Last week, at Mad*Pow’s annual Health Experience Design Conference, someone asked me “what is the correlation between health literacy and social determinants of health?” This was during a workshop on health literacy and plain language.
This isn’t a simple question to answer, so let’s explore it.
Social Determinants of Health
What are social determinants of health? The CDC explains them as “conditions in the places where people live, learn, work, and play [that] affect a wide range of health risks and outcomes.”
As detailed by the WHO, the determinants of health include:
- the social and economic environment,
- the physical environment, and
- the person’s individual characteristics and behaviors.
These determinants may include things such as income and social status, employment, special supports, and access to health services.
Is Health Literacy a Social Determinant?
From Geriatric Nursing Volume 38, Issue 4:
“According to research,inadequate Health Literacymore strongly predicts health status than age, income, education, or race.”Geriatric Nursing Volume 38, Issue 4
Yet I do not consider health literacy a social determinant. My rationale is that social determinants are social, economic, and cultural. Health literacy is affected by social determinants. Thus, when we say that health literacy is a stronger predictor of health status than income, we should acknowledge that income may be a determining factor in health literacy!
What’s more, health literacy is a result of poor communication on the part of providers and healthcare communicators. If our patients have poor health literacy, it is because we are not speaking in an understandable way.
Health literacy should be something that can transcend social determinants. We as communicators should create easily readable, easily understandable information, so that social factors do not determine health literacy.
What Can You Do?
If you are a content strategist, a health literacy advocate, or a healthcare provider, there is a lot you can do.
- Get familiar with the levels of health literacy.
- Learn about plain language. It’s a necessity for basic health literacy.

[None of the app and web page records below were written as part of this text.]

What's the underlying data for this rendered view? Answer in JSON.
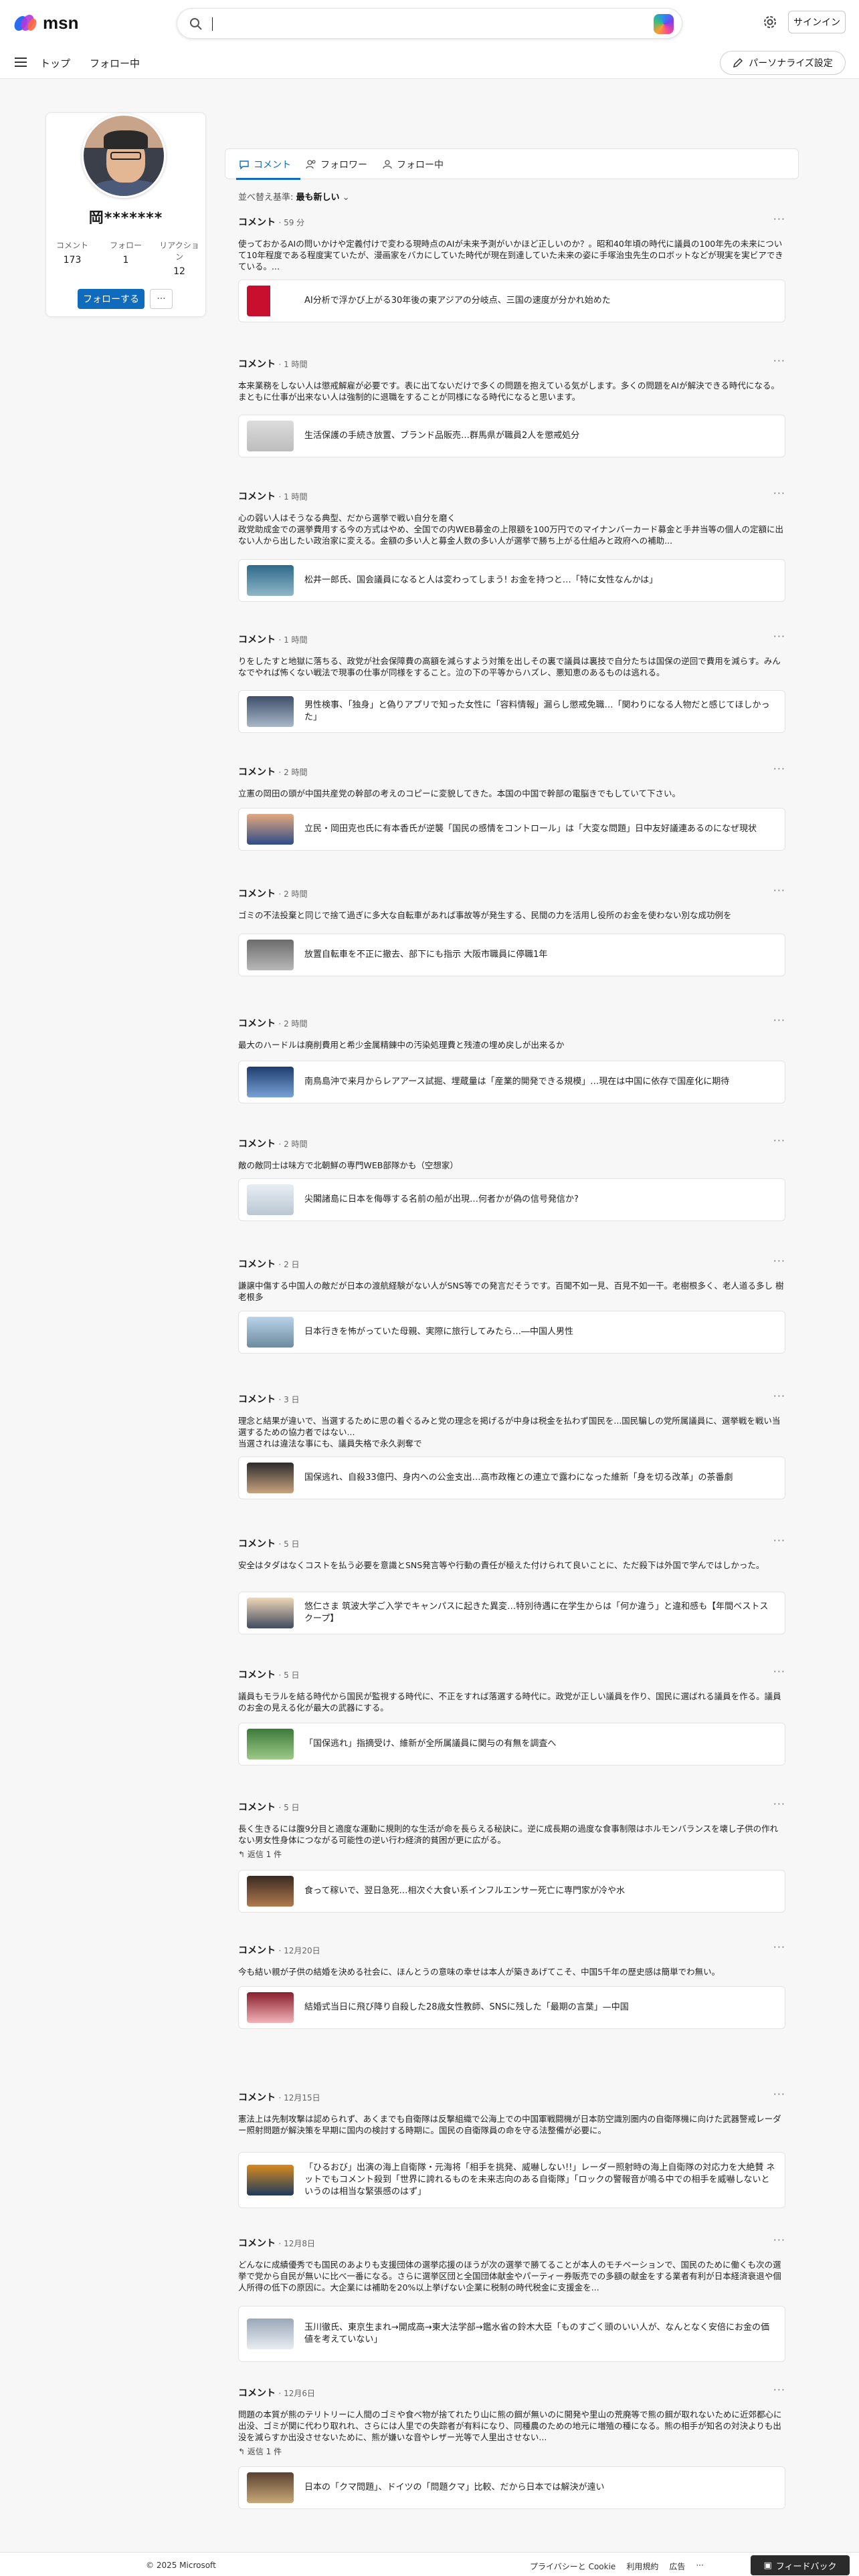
{
  "header": {
    "logo_text": "msn",
    "search_placeholder": "",
    "signin_label": "サインイン",
    "nav": [
      "トップ",
      "フォロー中"
    ],
    "personalize_label": "パーソナライズ設定"
  },
  "profile": {
    "name": "岡*******",
    "stats": [
      {
        "label": "コメント",
        "value": "173"
      },
      {
        "label": "フォロー",
        "value": "1"
      },
      {
        "label": "リアクション",
        "value": "12"
      }
    ],
    "follow_label": "フォローする",
    "more_label": "···"
  },
  "tabs": [
    {
      "label": "コメント",
      "icon": "comment-icon"
    },
    {
      "label": "フォロワー",
      "icon": "followers-icon"
    },
    {
      "label": "フォロー中",
      "icon": "following-icon"
    }
  ],
  "sort": {
    "label": "並べ替え基準:",
    "value": "最も新しい"
  },
  "comments": [
    {
      "head": "コメント",
      "time": "59 分",
      "text": "使っておかるAIの問いかけや定義付けで変わる現時点のAIが未来予測がいかほど正しいのか？。昭和40年頃の時代に議員の100年先の未来について10年程度である程度実ていたが、漫画家をバカにしていた時代が現在到達していた未来の姿に手塚治虫先生のロボットなどが現実を実ビアできている。...",
      "reply": "",
      "article": "AI分析で浮かび上がる30年後の東アジアの分岐点、三国の速度が分かれ始めた"
    },
    {
      "head": "コメント",
      "time": "1 時間",
      "text": "本来業務をしない人は懲戒解雇が必要です。表に出てないだけで多くの問題を抱えている気がします。多くの問題をAIが解決できる時代になる。まともに仕事が出来ない人は強制的に退職をすることが同様になる時代になると思います。",
      "reply": "",
      "article": "生活保護の手続き放置、ブランド品販売…群馬県が職員2人を懲戒処分"
    },
    {
      "head": "コメント",
      "time": "1 時間",
      "text": "心の弱い人はそうなる典型、だから選挙で戦い自分を磨く\n政党助成金での選挙費用する今の方式はやめ、全国での内WEB募金の上限額を100万円でのマイナンバーカード募金と手井当等の個人の定額に出ない人から出したい政治家に変える。金額の多い人と募金人数の多い人が選挙で勝ち上がる仕組みと政府への補助...",
      "reply": "",
      "article": "松井一郎氏、国会議員になると人は変わってしまう! お金を持つと…「特に女性なんかは」"
    },
    {
      "head": "コメント",
      "time": "1 時間",
      "text": "りをしたすと地獄に落ちる、政党が社会保障費の高額を減らすよう対策を出しその裏で議員は裏技で自分たちは国保の逆回で費用を減らす。みんなでやれば怖くない戦法で現事の仕事が同様をすること。泣の下の平等からハズレ、悪知恵のあるものは逃れる。",
      "reply": "",
      "article": "男性検事、「独身」と偽りアプリで知った女性に「容料情報」漏らし懲戒免職…「関わりになる人物だと感じてほしかった」"
    },
    {
      "head": "コメント",
      "time": "2 時間",
      "text": "立憲の岡田の頭が中国共産党の幹部の考えのコピーに変貌してきた。本国の中国で幹部の電脳きでもしていて下さい。",
      "reply": "",
      "article": "立民・岡田克也氏に有本香氏が逆襲「国民の感情をコントロール」は「大変な問題」日中友好議連あるのになぜ現状"
    },
    {
      "head": "コメント",
      "time": "2 時間",
      "text": "ゴミの不法投棄と同じで捨て過ぎに多大な自転車があれば事故等が発生する、民間の力を活用し役所のお金を使わない別な成功例を",
      "reply": "",
      "article": "放置自転車を不正に撤去、部下にも指示 大阪市職員に停職1年"
    },
    {
      "head": "コメント",
      "time": "2 時間",
      "text": "最大のハードルは廃削費用と希少金属精錬中の汚染処理費と残渣の埋め戻しが出来るか",
      "reply": "",
      "article": "南鳥島沖で来月からレアアース試掘、埋蔵量は「産業的開発できる規模」…現在は中国に依存で国産化に期待"
    },
    {
      "head": "コメント",
      "time": "2 時間",
      "text": "敵の敵同士は味方で北朝鮮の専門WEB部隊かも（空想家）",
      "reply": "",
      "article": "尖閣諸島に日本を侮辱する名前の船が出現…何者かが偽の信号発信か?"
    },
    {
      "head": "コメント",
      "time": "2 日",
      "text": "謙譲中傷する中国人の敵だが日本の渡航経験がない人がSNS等での発言だそうです。百聞不如一見、百見不如一干。老樹根多く、老人道る多し 樹老根多",
      "reply": "",
      "article": "日本行きを怖がっていた母親、実際に旅行してみたら…―中国人男性"
    },
    {
      "head": "コメント",
      "time": "3 日",
      "text": "理念と結果が違いで、当選するために思の着ぐるみと党の理念を掲げるが中身は税金を払わず国民を...国民騙しの党所属議員に、選挙戦を戦い当選するための協力者ではない...\n当選されは違法な事にも、議員失格で永久剥奪で",
      "reply": "",
      "article": "国保逃れ、自殺33億円、身内への公金支出…高市政権との連立で露わになった維新「身を切る改革」の茶番劇"
    },
    {
      "head": "コメント",
      "time": "5 日",
      "text": "安全はタダはなくコストを払う必要を意識とSNS発言等や行動の責任が極えた付けられて良いことに、ただ殺下は外国で学んではしかった。",
      "reply": "",
      "article": "悠仁さま 筑波大学ご入学でキャンパスに起きた異変…特別待遇に在学生からは「何か違う」と違和感も【年間ベストスクープ】"
    },
    {
      "head": "コメント",
      "time": "5 日",
      "text": "議員もモラルを結る時代から国民が監視する時代に、不正をすれば落選する時代に。政党が正しい議員を作り、国民に選ばれる議員を作る。議員のお金の見える化が最大の武器にする。",
      "reply": "",
      "article": "「国保逃れ」指摘受け、維新が全所属議員に関与の有無を調査へ"
    },
    {
      "head": "コメント",
      "time": "5 日",
      "text": "長く生きるには腹9分目と適度な運動に規則的な生活が命を長らえる秘訣に。逆に成長期の過度な食事制限はホルモンバランスを壊し子供の作れない男女性身体につながる可能性の逆い行わ経済的貧困が更に広がる。",
      "reply": "↰ 返信 1 件",
      "article": "食って稼いで、翌日急死…相次ぐ大食い系インフルエンサー死亡に専門家が冷や水"
    },
    {
      "head": "コメント",
      "time": "12月20日",
      "text": "今も結い親が子供の結婚を決める社会に、ほんとうの意味の幸せは本人が築きあげてこそ、中国5千年の歴史感は簡単でわ無い。",
      "reply": "",
      "article": "結婚式当日に飛び降り自殺した28歳女性教師、SNSに残した「最期の言葉」—中国"
    },
    {
      "head": "コメント",
      "time": "12月15日",
      "text": "憲法上は先制攻撃は認められず、あくまでも自衛隊は反撃組織で公海上での中国軍戦闘機が日本防空識別圏内の自衛隊機に向けた武器警戒レーダー照射問題が解決策を早期に国内の検討する時期に。国民の自衛隊員の命を守る法整備が必要に。",
      "reply": "",
      "article": "「ひるおび」出演の海上自衛隊・元海将「相手を挑発、威嚇しない!!」レーダー照射時の海上自衛隊の対応力を大絶賛 ネットでもコメント殺到「世界に誇れるものを未来志向のある自衛隊」「ロックの警報音が鳴る中での相手を威嚇しないというのは相当な緊張感のはず」"
    },
    {
      "head": "コメント",
      "time": "12月8日",
      "text": "どんなに成績優秀でも国民のあよりも支援団体の選挙応援のほうが次の選挙で勝てることが本人のモチベーションで、国民のために働くも次の選挙で党から自民が無いに比べ一番になる。さらに選挙区団と全国団体献金やパーティー券販売での多額の献金をする業者有利が日本経済衰退や個人所得の低下の原因に。大企業には補助を20%以上挙げない企業に税制の時代税金に支援金を...",
      "reply": "",
      "article": "玉川徹氏、東京生まれ→開成高→東大法学部→鑑水省の鈴木大臣「ものすごく頭のいい人が、なんとなく安倍にお金の価値を考えていない」"
    },
    {
      "head": "コメント",
      "time": "12月6日",
      "text": "問題の本質が熊のテリトリーに人間のゴミや食べ物が捨てれたり山に熊の餌が無いのに開発や里山の荒廃等で熊の餌が取れないために近郊都心に出没、ゴミが関に代わり取れれ、さらには人里での失踪者が有料になり、同種農のための地元に増殖の種になる。熊の相手が知名の対決よりも出没を減らすか出没させないために、熊が嫌いな音やレザー光等で人里出させない...",
      "reply": "↰ 返信 1 件",
      "article": "日本の「クマ問題」、ドイツの「問題クマ」比較、だから日本では解決が遠い"
    }
  ],
  "footer": {
    "copyright": "© 2025 Microsoft",
    "links": [
      "プライバシーと Cookie",
      "利用規約",
      "広告",
      "···"
    ],
    "feedback_label": "フィードバック"
  }
}
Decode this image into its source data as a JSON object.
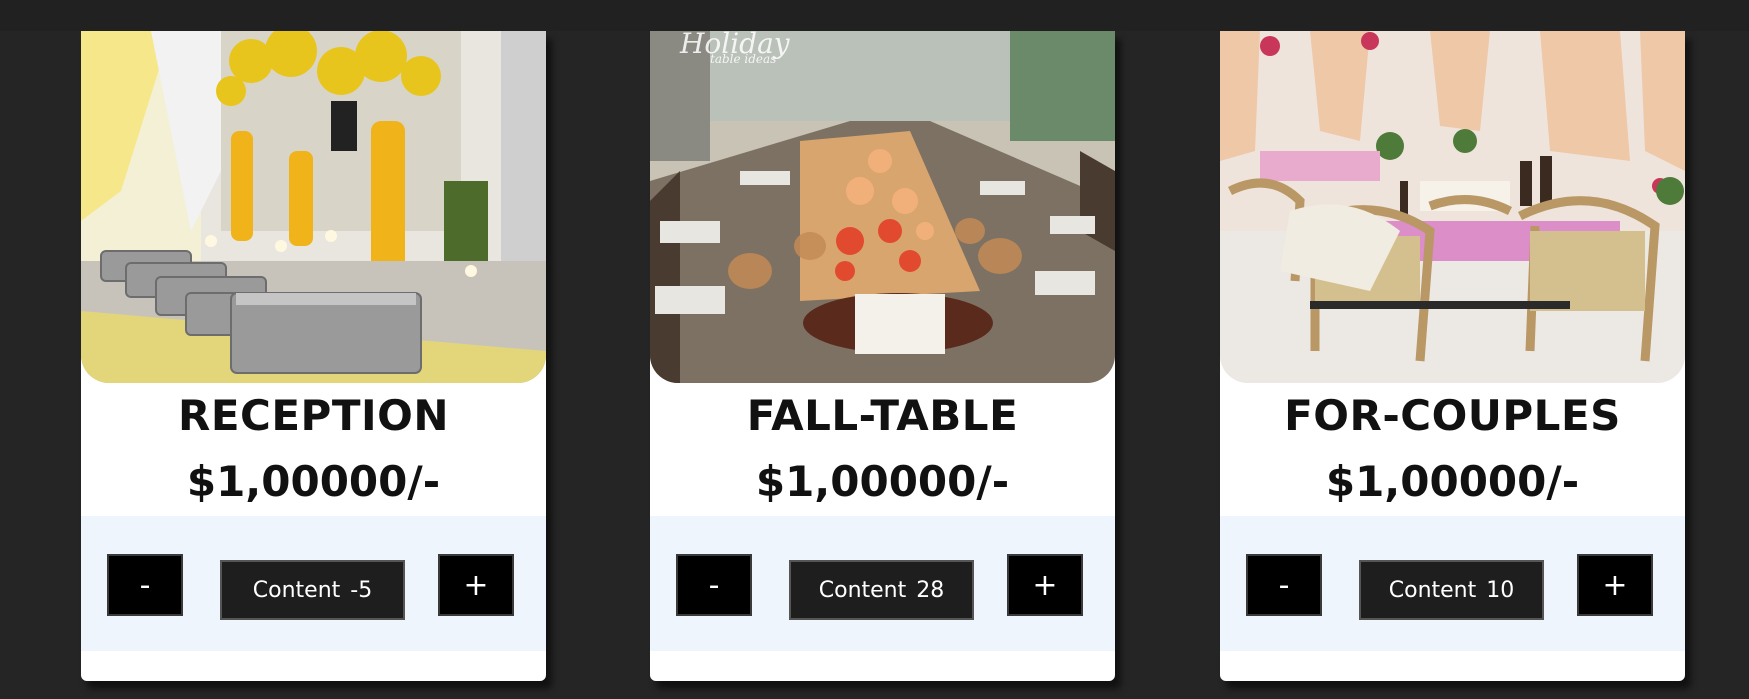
{
  "cards": [
    {
      "title": "RECEPTION",
      "price": "$1,00000/-",
      "minus_label": "-",
      "plus_label": "+",
      "content_label": "Content",
      "content_value": "-5",
      "image": "catering buffet with lemon centerpieces"
    },
    {
      "title": "FALL-TABLE",
      "price": "$1,00000/-",
      "minus_label": "-",
      "plus_label": "+",
      "content_label": "Content",
      "content_value": "28",
      "image": "long dining table with floral runner",
      "image_text": "Holiday table ideas"
    },
    {
      "title": "FOR-COUPLES",
      "price": "$1,00000/-",
      "minus_label": "-",
      "plus_label": "+",
      "content_label": "Content",
      "content_value": "10",
      "image": "outdoor cafe tables with pink linens"
    }
  ],
  "colors": {
    "background": "#252525",
    "card": "#ffffff",
    "controls_panel": "#eef5fc",
    "button": "#000000"
  }
}
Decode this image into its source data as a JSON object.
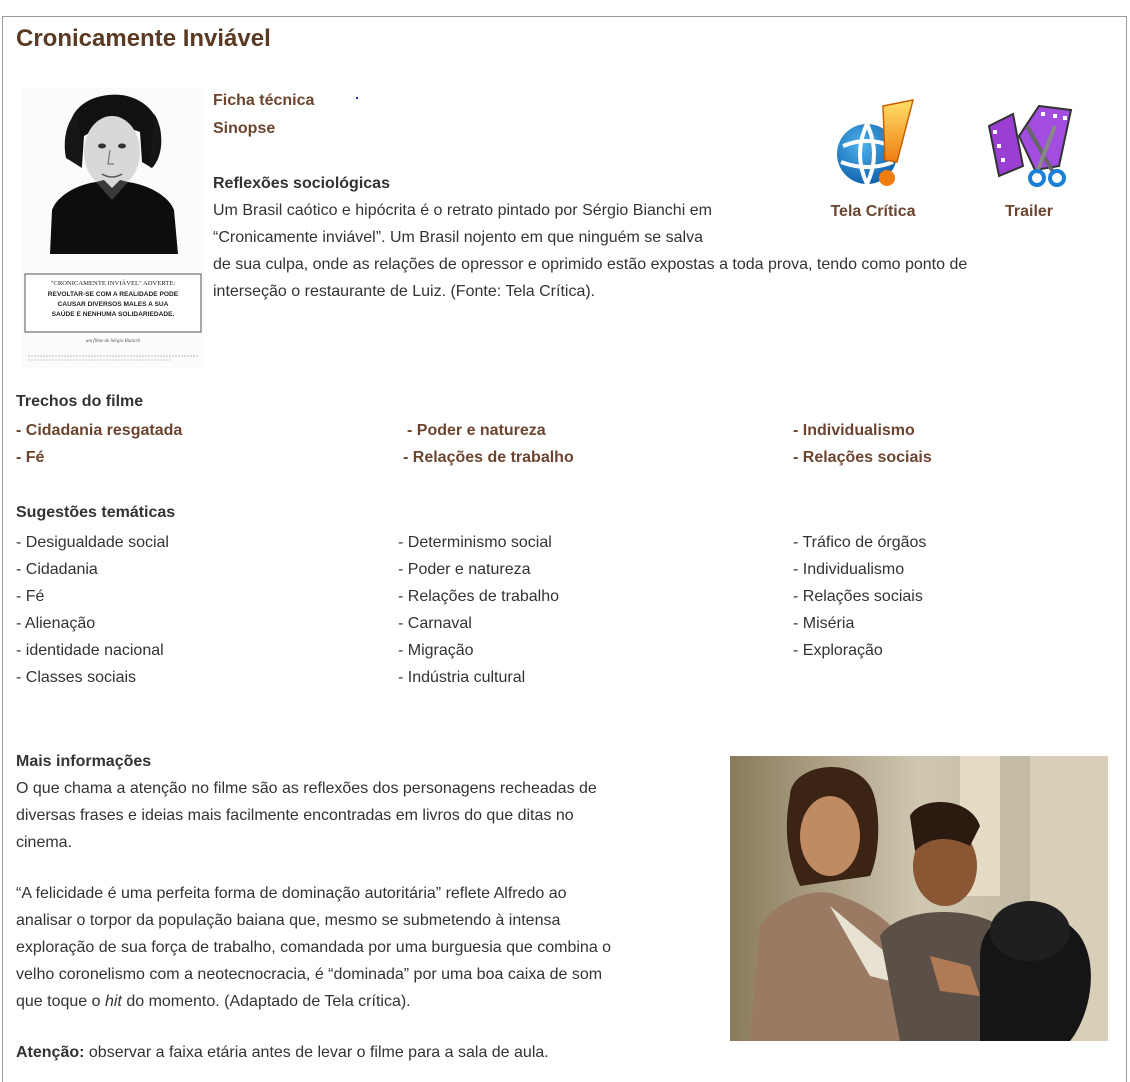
{
  "page": {
    "title": "Cronicamente Inviável"
  },
  "poster": {
    "warning_lines": [
      "\"CRONICAMENTE INVIÁVEL\" ADVERTE:",
      "REVOLTAR-SE COM A REALIDADE PODE",
      "CAUSAR DIVERSOS MALES A SUA",
      "SAÚDE E NENHUMA SOLIDARIEDADE."
    ],
    "signature": "um filme de Sérgio Bianchi"
  },
  "links": {
    "ficha": "Ficha técnica",
    "sinopse": "Sinopse"
  },
  "reflexoes": {
    "heading": "Reflexões sociológicas",
    "lines": [
      "Um Brasil caótico e hipócrita é o retrato pintado por Sérgio Bianchi em",
      "“Cronicamente inviável”. Um Brasil nojento em que ninguém se salva",
      "de sua culpa, onde as relações de opressor e oprimido estão expostas a toda prova, tendo como ponto de",
      "interseção o restaurante de Luiz. (Fonte: Tela Crítica)."
    ]
  },
  "icons": {
    "tela_critica": {
      "label": "Tela Crítica",
      "icon": "globe-exclamation-icon"
    },
    "trailer": {
      "label": "Trailer",
      "icon": "film-scissors-icon"
    }
  },
  "trechos": {
    "heading": "Trechos do filme",
    "col1": [
      "- Cidadania resgatada",
      "- Fé"
    ],
    "col2": [
      " - Poder e natureza",
      "- Relações de trabalho"
    ],
    "col3": [
      "- Individualismo",
      "- Relações sociais"
    ]
  },
  "sugestoes": {
    "heading": "Sugestões temáticas",
    "col1": [
      "- Desigualdade social",
      "- Cidadania",
      "- Fé",
      "- Alienação",
      "- identidade nacional",
      "- Classes sociais"
    ],
    "col2": [
      "- Determinismo social",
      "- Poder e natureza",
      "- Relações de trabalho",
      "- Carnaval",
      "- Migração",
      "- Indústria cultural"
    ],
    "col3": [
      "- Tráfico de órgãos",
      "- Individualismo",
      "- Relações sociais",
      "- Miséria",
      "- Exploração"
    ]
  },
  "mais": {
    "heading": "Mais informações",
    "p1": [
      "O que chama a atenção no filme são as reflexões dos personagens recheadas de",
      "diversas frases e ideias mais facilmente encontradas em livros do que ditas no",
      "cinema."
    ],
    "p2_lines": [
      "“A felicidade é uma perfeita forma de dominação autoritária” reflete Alfredo ao",
      "analisar o torpor da população baiana que, mesmo se submetendo à intensa",
      "exploração de sua força de trabalho, comandada por uma burguesia que combina o",
      "velho coronelismo com a neotecnocracia, é “dominada” por uma boa caixa de som"
    ],
    "p2_last_pre": "que toque o ",
    "p2_last_em": "hit",
    "p2_last_post": " do momento. (Adaptado de Tela crítica).",
    "atencao_label": "Atenção:",
    "atencao_text": " observar a faixa etária antes de levar o filme para a sala de aula."
  }
}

- Think about ways to make content visual. Not everything should be words!
Together, we can create a more health literate – and thus healthier – world.